Entries taken from a collection:
Segment Open

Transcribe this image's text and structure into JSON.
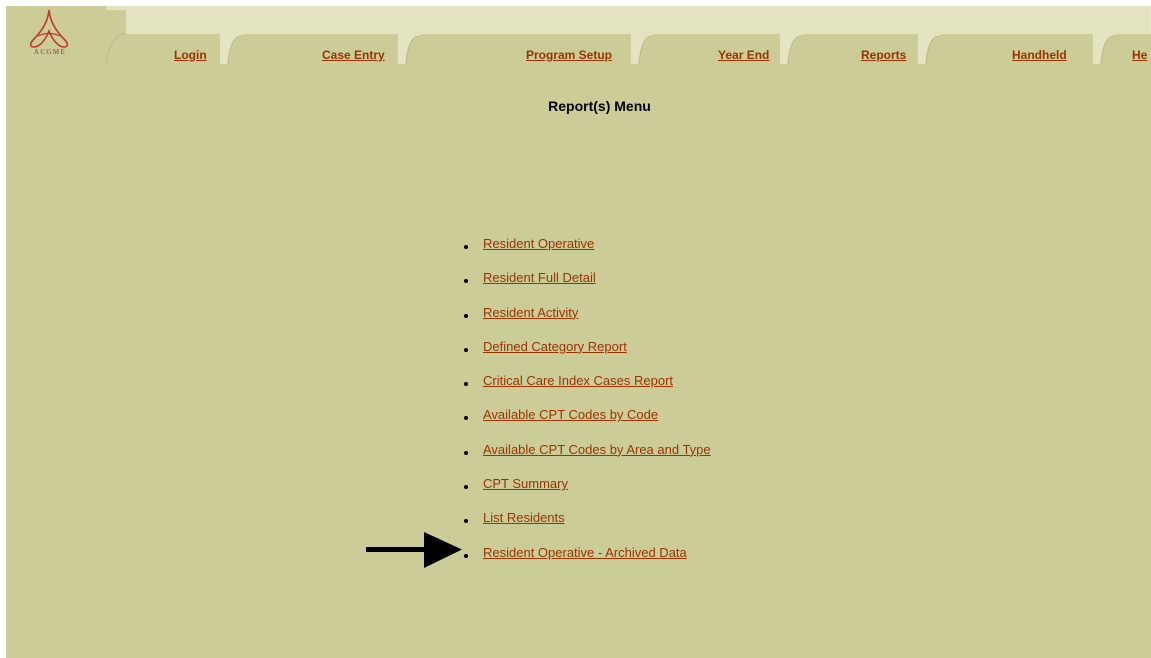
{
  "logo": {
    "text": "ACGME"
  },
  "nav": {
    "tabs": [
      {
        "label": "Login"
      },
      {
        "label": "Case Entry"
      },
      {
        "label": "Program Setup"
      },
      {
        "label": "Year End"
      },
      {
        "label": "Reports"
      },
      {
        "label": "Handheld"
      },
      {
        "label": "He"
      }
    ]
  },
  "page": {
    "title": "Report(s) Menu"
  },
  "menu": {
    "items": [
      {
        "label": "Resident Operative"
      },
      {
        "label": "Resident Full Detail"
      },
      {
        "label": "Resident Activity"
      },
      {
        "label": "Defined Category Report"
      },
      {
        "label": "Critical Care Index Cases Report"
      },
      {
        "label": "Available CPT Codes by Code"
      },
      {
        "label": "Available CPT Codes by Area and Type"
      },
      {
        "label": "CPT Summary"
      },
      {
        "label": "List Residents"
      },
      {
        "label": "Resident Operative - Archived Data"
      }
    ]
  },
  "colors": {
    "background": "#cccc99",
    "link": "#993300",
    "tab_band": "#e4e4c2",
    "logo": "#c0392b"
  }
}
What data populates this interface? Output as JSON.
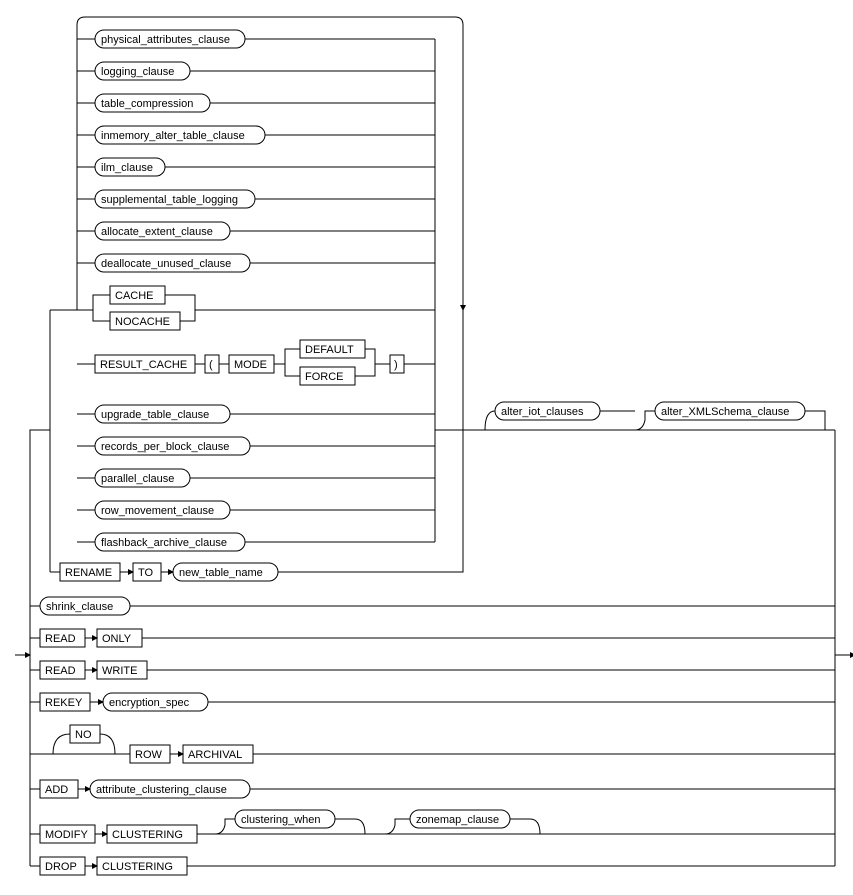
{
  "diagram": {
    "type": "syntax_railroad",
    "language": "SQL",
    "statement_fragment": "alter_table_properties",
    "terminals": {
      "cache": "CACHE",
      "nocache": "NOCACHE",
      "result_cache": "RESULT_CACHE",
      "lparen": "(",
      "rparen": ")",
      "mode": "MODE",
      "default": "DEFAULT",
      "force": "FORCE",
      "rename": "RENAME",
      "to": "TO",
      "read1": "READ",
      "only": "ONLY",
      "read2": "READ",
      "write": "WRITE",
      "rekey": "REKEY",
      "no": "NO",
      "row": "ROW",
      "archival": "ARCHIVAL",
      "add": "ADD",
      "modify": "MODIFY",
      "clustering1": "CLUSTERING",
      "drop": "DROP",
      "clustering2": "CLUSTERING"
    },
    "nonterminals": {
      "physical_attributes_clause": "physical_attributes_clause",
      "logging_clause": "logging_clause",
      "table_compression": "table_compression",
      "inmemory_alter_table_clause": "inmemory_alter_table_clause",
      "ilm_clause": "ilm_clause",
      "supplemental_table_logging": "supplemental_table_logging",
      "allocate_extent_clause": "allocate_extent_clause",
      "deallocate_unused_clause": "deallocate_unused_clause",
      "upgrade_table_clause": "upgrade_table_clause",
      "records_per_block_clause": "records_per_block_clause",
      "parallel_clause": "parallel_clause",
      "row_movement_clause": "row_movement_clause",
      "flashback_archive_clause": "flashback_archive_clause",
      "new_table_name": "new_table_name",
      "alter_iot_clauses": "alter_iot_clauses",
      "alter_xmlschema_clause": "alter_XMLSchema_clause",
      "shrink_clause": "shrink_clause",
      "encryption_spec": "encryption_spec",
      "attribute_clustering_clause": "attribute_clustering_clause",
      "clustering_when": "clustering_when",
      "zonemap_clause": "zonemap_clause"
    }
  },
  "chart_data": {
    "type": "railroad_syntax_diagram",
    "structure": {
      "main_alternatives": [
        {
          "branch": "repeatable_physical_group_then_optional_iot_xmlschema",
          "loop_min_one": [
            {
              "ref": "physical_attributes_clause"
            },
            {
              "ref": "logging_clause"
            },
            {
              "ref": "table_compression"
            },
            {
              "ref": "inmemory_alter_table_clause"
            },
            {
              "ref": "ilm_clause"
            },
            {
              "ref": "supplemental_table_logging"
            },
            {
              "ref": "allocate_extent_clause"
            },
            {
              "ref": "deallocate_unused_clause"
            },
            {
              "alt": [
                "CACHE",
                "NOCACHE"
              ]
            },
            {
              "seq": [
                "RESULT_CACHE",
                "(",
                "MODE",
                {
                  "alt": [
                    "DEFAULT",
                    "FORCE"
                  ]
                },
                ")"
              ]
            },
            {
              "ref": "upgrade_table_clause"
            },
            {
              "ref": "records_per_block_clause"
            },
            {
              "ref": "parallel_clause"
            },
            {
              "ref": "row_movement_clause"
            },
            {
              "ref": "flashback_archive_clause"
            }
          ],
          "then_optional": [
            {
              "ref": "alter_iot_clauses"
            },
            {
              "ref": "alter_XMLSchema_clause"
            }
          ]
        },
        {
          "seq": [
            "RENAME",
            "TO",
            {
              "ref": "new_table_name"
            }
          ]
        },
        {
          "ref": "shrink_clause"
        },
        {
          "seq": [
            "READ",
            "ONLY"
          ]
        },
        {
          "seq": [
            "READ",
            "WRITE"
          ]
        },
        {
          "seq": [
            "REKEY",
            {
              "ref": "encryption_spec"
            }
          ]
        },
        {
          "seq": [
            {
              "opt": "NO"
            },
            "ROW",
            "ARCHIVAL"
          ]
        },
        {
          "seq": [
            "ADD",
            {
              "ref": "attribute_clustering_clause"
            }
          ]
        },
        {
          "seq": [
            "MODIFY",
            "CLUSTERING",
            {
              "opt": {
                "ref": "clustering_when"
              }
            },
            {
              "opt": {
                "ref": "zonemap_clause"
              }
            }
          ]
        },
        {
          "seq": [
            "DROP",
            "CLUSTERING"
          ]
        }
      ]
    }
  }
}
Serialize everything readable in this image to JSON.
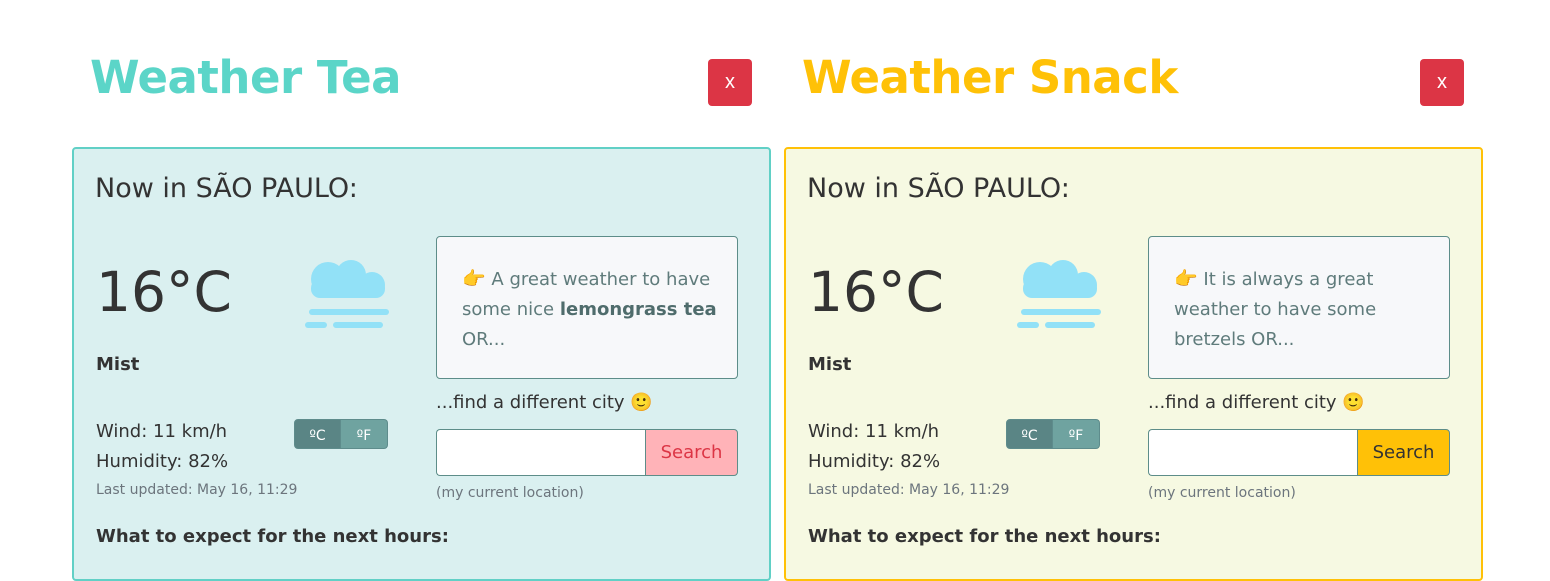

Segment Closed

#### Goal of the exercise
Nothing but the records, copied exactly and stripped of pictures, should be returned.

#### Response area
Transcribe this image's text and structure into JSON.
{
  "logo": {
    "text": "ACGME"
  },
  "nav": {
    "tabs": [
      {
        "label": "Login"
      },
      {
        "label": "Case Entry"
      },
      {
        "label": "Program Setup"
      },
      {
        "label": "Year End"
      },
      {
        "label": "Reports"
      },
      {
        "label": "Handheld"
      },
      {
        "label": "He"
      }
    ]
  },
  "page": {
    "title": "Report(s) Menu"
  },
  "menu": {
    "items": [
      {
        "label": "Resident Operative"
      },
      {
        "label": "Resident Full Detail"
      },
      {
        "label": "Resident Activity"
      },
      {
        "label": "Defined Category Report"
      },
      {
        "label": "Critical Care Index Cases Report"
      },
      {
        "label": "Available CPT Codes by Code"
      },
      {
        "label": "Available CPT Codes by Area and Type"
      },
      {
        "label": "CPT Summary"
      },
      {
        "label": "List Residents"
      },
      {
        "label": "Resident Operative - Archived Data"
      }
    ]
  },
  "colors": {
    "background": "#cccc99",
    "link": "#993300",
    "tab_band": "#e4e4c2",
    "logo": "#c0392b"
  }
}
What data populates this interface? Output as JSON.
{
  "diagram": {
    "type": "syntax_railroad",
    "language": "SQL",
    "statement_fragment": "alter_table_properties",
    "terminals": {
      "cache": "CACHE",
      "nocache": "NOCACHE",
      "result_cache": "RESULT_CACHE",
      "lparen": "(",
      "rparen": ")",
      "mode": "MODE",
      "default": "DEFAULT",
      "force": "FORCE",
      "rename": "RENAME",
      "to": "TO",
      "read1": "READ",
      "only": "ONLY",
      "read2": "READ",
      "write": "WRITE",
      "rekey": "REKEY",
      "no": "NO",
      "row": "ROW",
      "archival": "ARCHIVAL",
      "add": "ADD",
      "modify": "MODIFY",
      "clustering1": "CLUSTERING",
      "drop": "DROP",
      "clustering2": "CLUSTERING"
    },
    "nonterminals": {
      "physical_attributes_clause": "physical_attributes_clause",
      "logging_clause": "logging_clause",
      "table_compression": "table_compression",
      "inmemory_alter_table_clause": "inmemory_alter_table_clause",
      "ilm_clause": "ilm_clause",
      "supplemental_table_logging": "supplemental_table_logging",
      "allocate_extent_clause": "allocate_extent_clause",
      "deallocate_unused_clause": "deallocate_unused_clause",
      "upgrade_table_clause": "upgrade_table_clause",
      "records_per_block_clause": "records_per_block_clause",
      "parallel_clause": "parallel_clause",
      "row_movement_clause": "row_movement_clause",
      "flashback_archive_clause": "flashback_archive_clause",
      "new_table_name": "new_table_name",
      "alter_iot_clauses": "alter_iot_clauses",
      "alter_xmlschema_clause": "alter_XMLSchema_clause",
      "shrink_clause": "shrink_clause",
      "encryption_spec": "encryption_spec",
      "attribute_clustering_clause": "attribute_clustering_clause",
      "clustering_when": "clustering_when",
      "zonemap_clause": "zonemap_clause"
    }
  },
  "chart_data": {
    "type": "railroad_syntax_diagram",
    "structure": {
      "main_alternatives": [
        {
          "branch": "repeatable_physical_group_then_optional_iot_xmlschema",
          "loop_min_one": [
            {
              "ref": "physical_attributes_clause"
            },
            {
              "ref": "logging_clause"
            },
            {
              "ref": "table_compression"
            },
            {
              "ref": "inmemory_alter_table_clause"
            },
            {
              "ref": "ilm_clause"
            },
            {
              "ref": "supplemental_table_logging"
            },
            {
              "ref": "allocate_extent_clause"
            },
            {
              "ref": "deallocate_unused_clause"
            },
            {
              "alt": [
                "CACHE",
                "NOCACHE"
              ]
            },
            {
              "seq": [
                "RESULT_CACHE",
                "(",
                "MODE",
                {
                  "alt": [
                    "DEFAULT",
                    "FORCE"
                  ]
                },
                ")"
              ]
            },
            {
              "ref": "upgrade_table_clause"
            },
            {
              "ref": "records_per_block_clause"
            },
            {
              "ref": "parallel_clause"
            },
            {
              "ref": "row_movement_clause"
            },
            {
              "ref": "flashback_archive_clause"
            }
          ],
          "then_optional": [
            {
              "ref": "alter_iot_clauses"
            },
            {
              "ref": "alter_XMLSchema_clause"
            }
          ]
        },
        {
          "seq": [
            "RENAME",
            "TO",
            {
              "ref": "new_table_name"
            }
          ]
        },
        {
          "ref": "shrink_clause"
        },
        {
          "seq": [
            "READ",
            "ONLY"
          ]
        },
        {
          "seq": [
            "READ",
            "WRITE"
          ]
        },
        {
          "seq": [
            "REKEY",
            {
              "ref": "encryption_spec"
            }
          ]
        },
        {
          "seq": [
            {
              "opt": "NO"
            },
            "ROW",
            "ARCHIVAL"
          ]
        },
        {
          "seq": [
            "ADD",
            {
              "ref": "attribute_clustering_clause"
            }
          ]
        },
        {
          "seq": [
            "MODIFY",
            "CLUSTERING",
            {
              "opt": {
                "ref": "clustering_when"
              }
            },
            {
              "opt": {
                "ref": "zonemap_clause"
              }
            }
          ]
        },
        {
          "seq": [
            "DROP",
            "CLUSTERING"
          ]
        }
      ]
    }
  }
}
Serialize everything readable in this image to JSON.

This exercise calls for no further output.